Once upon a time, in the late 1980s, there arose an art movement called the Visionary Imagists. Spawned in a Marigny gallery operated by a charismatic and controversial Ecuadorian expatriate named George Febres, the Visionary Imagists melded American imagism with the Magic Realist tradition of Latin America, reflecting an undercurrent that had actually been just below the surface of local art making for ages. When Febres died in 1996, the artists went their separate ways, and while some moved on to high profile galleries, others like Dona Lief, Ann Hornback and Andrew Bascle remained slightly below the radar. Lief has long been intrigued by the parallels she sees between consumer culture icons and cold blooded creatures like spiders and crabs, and her most recent works seen here continue in this devolutionary vein, with an emphasis on social and environmental issues. Her strongest painting in this show, CRY BABY CRY, top, depicts a bawling infant with a flaming aura topped by a hermit crab like a cap. Hermit crabs were among the species most decimated by the BP oil rig flameout, and here the volatile chemistry of anger and lost innocence is palpable. Similar sentiments appear in Andrew Bascle's found object sculpture WORLD BANK, above left, a spider-like concoction cobbled from a toy hand gun, a miniature globe and false teeth affixed to a wire armature supported by legs made of steak knives--and once again the connection between insects and institutions is emphasized in works that appear predatory yet humorous, robotic yet whimsical.
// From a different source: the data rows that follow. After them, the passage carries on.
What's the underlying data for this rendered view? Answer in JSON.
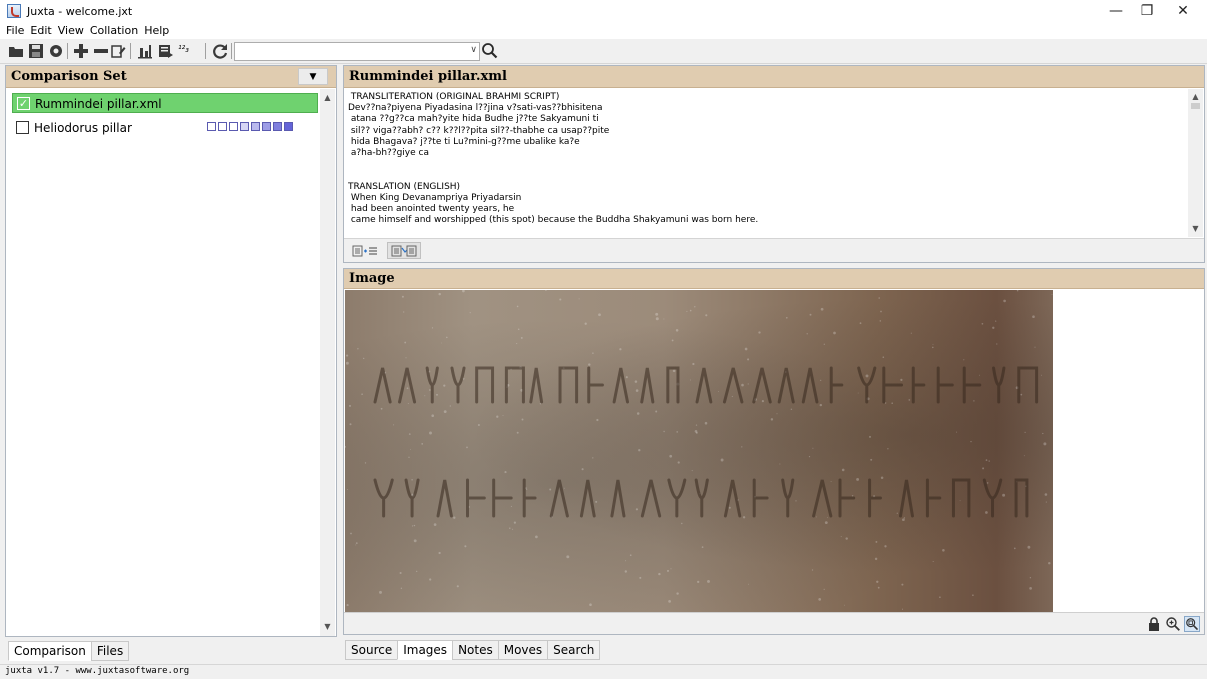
{
  "window": {
    "title": "Juxta - welcome.jxt",
    "minimize": "—",
    "restore": "❐",
    "close": "✕"
  },
  "menu": [
    "File",
    "Edit",
    "View",
    "Collation",
    "Help"
  ],
  "toolbar": {
    "icons": [
      "open-folder-icon",
      "save-icon",
      "settings-icon",
      "add-icon",
      "remove-icon",
      "edit-icon",
      "chart-icon",
      "export-icon",
      "numbering-icon",
      "refresh-icon"
    ],
    "numbering_glyph": "¹²₃",
    "search_value": "",
    "combo_arrow": "∨"
  },
  "comparison_set": {
    "title": "Comparison Set",
    "dropdown_glyph": "▼",
    "documents": [
      {
        "label": "Rummindei pillar.xml",
        "selected": true,
        "checked": true
      },
      {
        "label": "Heliodorus pillar",
        "selected": false,
        "checked": false,
        "squares": [
          "#ffffff",
          "#ffffff",
          "#ffffff",
          "#d6d6f4",
          "#b9b9ee",
          "#9d9de6",
          "#8080df",
          "#6464d8"
        ]
      }
    ]
  },
  "left_tabs": [
    {
      "label": "Comparison",
      "active": true
    },
    {
      "label": "Files",
      "active": false
    }
  ],
  "document_panel": {
    "title": "Rummindei pillar.xml",
    "text_lines": [
      " TRANSLITERATION (ORIGINAL BRAHMI SCRIPT)",
      "Dev??na?piyena Piyadasina l??jina v?sati-vas??bhisitena",
      " atana ??g??ca mah?yite hida Budhe j??te Sakyamuni ti",
      " sil?? viga??abh? c?? k??l??pita sil??-thabhe ca usap??pite",
      " hida Bhagava? j??te ti Lu?mini-g??me ubalike ka?e",
      " a?ha-bh??giye ca",
      "",
      "",
      "TRANSLATION (ENGLISH)",
      " When King Devanampriya Priyadarsin",
      " had been anointed twenty years, he",
      " came himself and worshipped (this spot) because the Buddha Shakyamuni was born here."
    ],
    "view_buttons": [
      "side-by-side-view-icon",
      "edit-view-icon"
    ]
  },
  "image_panel": {
    "title": "Image",
    "tools": [
      "lock-icon",
      "zoom-in-icon",
      "zoom-fit-icon"
    ]
  },
  "right_tabs": [
    {
      "label": "Source",
      "active": false
    },
    {
      "label": "Images",
      "active": true
    },
    {
      "label": "Notes",
      "active": false
    },
    {
      "label": "Moves",
      "active": false
    },
    {
      "label": "Search",
      "active": false
    }
  ],
  "status": "juxta v1.7 - www.juxtasoftware.org",
  "colors": {
    "panel_header": "#e0ccb0",
    "selected_row": "#6fd26f"
  }
}
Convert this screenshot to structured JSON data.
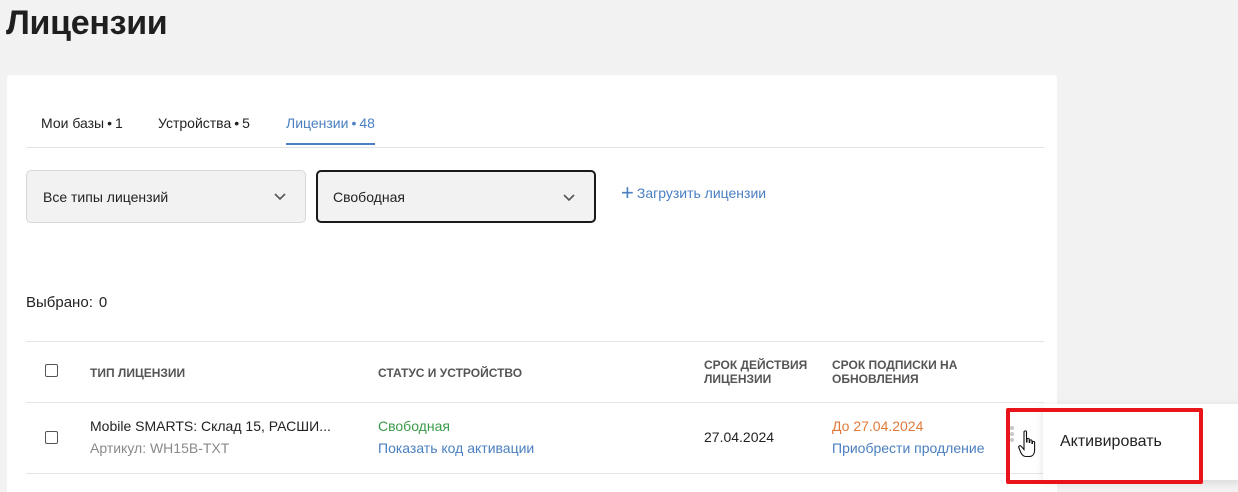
{
  "page": {
    "title": "Лицензии"
  },
  "tabs": [
    {
      "label": "Мои базы",
      "count": "1"
    },
    {
      "label": "Устройства",
      "count": "5"
    },
    {
      "label": "Лицензии",
      "count": "48"
    }
  ],
  "tab_separator": "•",
  "filters": {
    "license_types": {
      "value": "Все типы лицензий"
    },
    "status": {
      "value": "Свободная"
    },
    "upload_label": "Загрузить лицензии"
  },
  "selection": {
    "label": "Выбрано:",
    "count": "0"
  },
  "table": {
    "columns": {
      "type": "ТИП ЛИЦЕНЗИИ",
      "status": "СТАТУС И УСТРОЙСТВО",
      "expiry_line1": "СРОК ДЕЙСТВИЯ",
      "expiry_line2": "ЛИЦЕНЗИИ",
      "subscription_line1": "СРОК ПОДПИСКИ НА",
      "subscription_line2": "ОБНОВЛЕНИЯ"
    },
    "rows": [
      {
        "name": "Mobile SMARTS: Склад 15, РАСШИ...",
        "article": "Артикул: WH15B-TXT",
        "status": "Свободная",
        "activation_link": "Показать код активации",
        "expiry": "27.04.2024",
        "subscription": "До 27.04.2024",
        "renew_link": "Приобрести продление"
      }
    ]
  },
  "context_menu": {
    "items": [
      "Активировать"
    ]
  },
  "colors": {
    "accent": "#4a7fc1",
    "status_free": "#3a9a4a",
    "subscription": "#e07a3a",
    "highlight": "#e8141a"
  }
}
Ann Hornback's no less surreal if a tad more nuanced paintings take us to a realm of nature spirits where a vaguely vampy siren in an alligator mask and evening attire evokes mythic figures like Hecate, the Greco- Roman demoness of the underworld. But this is Louisiana, where boundaries between nature and culture, land and water, dream and reality are even less defined, making Hornback's alligator women evocative spirit guides to an amphibious realm where imagination and the wild world are forever intertwined. ~Bookhardt NEW WORK by Dona Lief, Ann Hornback and Andrew Bascle, Through March, Taylor Bercier Gallery, 233 Chartres St., 527-0072; www.taylorbercier.com
In Akira Kurosawa’s film Rashomon, a samurai has been murdered, but it’s not clear why or by whom. Various characters involved tell their versions of the events, but their accounts contradict one another. You can’t help wondering: Which story is true? More>>